Today, WHO is issuing the first findings from what is a broader ongoing analysis of the global burden of foodborne diseases. The full results of this research, being undertaken by WHO’s Foodborne Disease Burden Epidemiology Reference Group (FERG), are expected to be released in October 2015.

Some important results are related to enteric infections caused by viruses, bacteria and protozoa that enter the body by ingestion of contaminated food. The initial FERG figures, from 2010, show that:

  • there were an estimated 582 million cases of 22 different foodborne enteric diseases and 351 000 associated deaths;
  • the enteric disease agents responsible for most deaths were Salmonella Typhi (52 000 deaths), enteropathogenic E. coli (37 000) and norovirus (35 000);
  • the African region recorded the highest disease burden for enteric foodborne disease, followed by South-East Asia;
  • over 40% people suffering from enteric diseases caused by contaminated food were children aged under 5 years.

Unsafe food also poses major economic risks, especially in a globalized world. Germany’s 2011 E.coli outbreak reportedly caused US$ 1.3 billion in losses for farmers and industries and US$ 236 million in emergency aid payments to 22 European Union Member States.

Efforts to prevent such emergencies can be strengthened, however, through development of robust food safety systems that drive collective government and public action to safeguard against chemical or microbial contamination of food. Global and national level measures can be taken, including using international platforms, like the joint WHO-FAO International Food Safety Authorities Network (INFOSAN), to ensure effective and rapid communication during food safety emergencies.

At the consumer end of the food supply chain, the public plays important roles in promoting food safety, from practising safe food hygiene and learning how to take care when cooking specific foods that may be hazardous (like raw chicken), to reading the labels when buying and preparing food. The WHO Five Keys to Safer Food explain the basic principles that each individual should know all over the world to prevent foodborne diseases.

“It often takes a crisis for the collective consciousness on food safety to be stirred and any serious response to be taken,” says Dr Kazuaki Miyagishima, Director of WHO’s Department of Food Safety and Zoonoses. “The impacts on public health and economies can be great. A sustainable response, therefore, is needed that ensures standards, checks and networks are in place to protect against food safety risks.”

WHO is working to ensure access to adequate, safe, nutritious food for everyone. The Organization supports countries to prevent, detect and respond to foodborne disease outbreaks—in line with the Codex Alimentarius, a collection of international food standards, guidelines and codes of practice covering all the main foods.

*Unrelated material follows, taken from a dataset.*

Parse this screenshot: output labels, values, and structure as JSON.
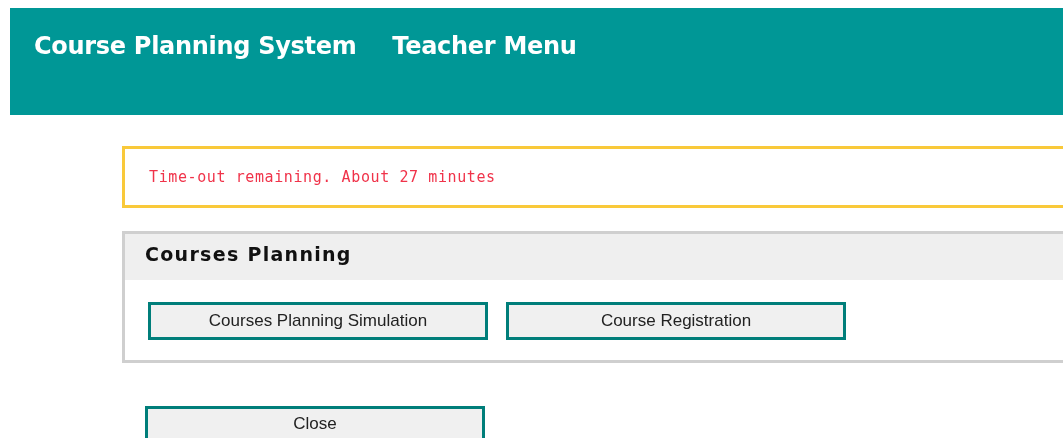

Food safety is a cross-cutting issue and shared responsibility that requires participation of non-public health sectors (i.e. agriculture, trade and commerce, environment, tourism) and support of major international and regional agencies and organizations active in the fields of food, emergency aid, and education.

Everyone, everywhere needs safe food, free from microbes, viruses and chemicals. But globalization means the food you are eating today may have come from the other side of the world. This video tells how we all have a role to make food safe – from farm to plate.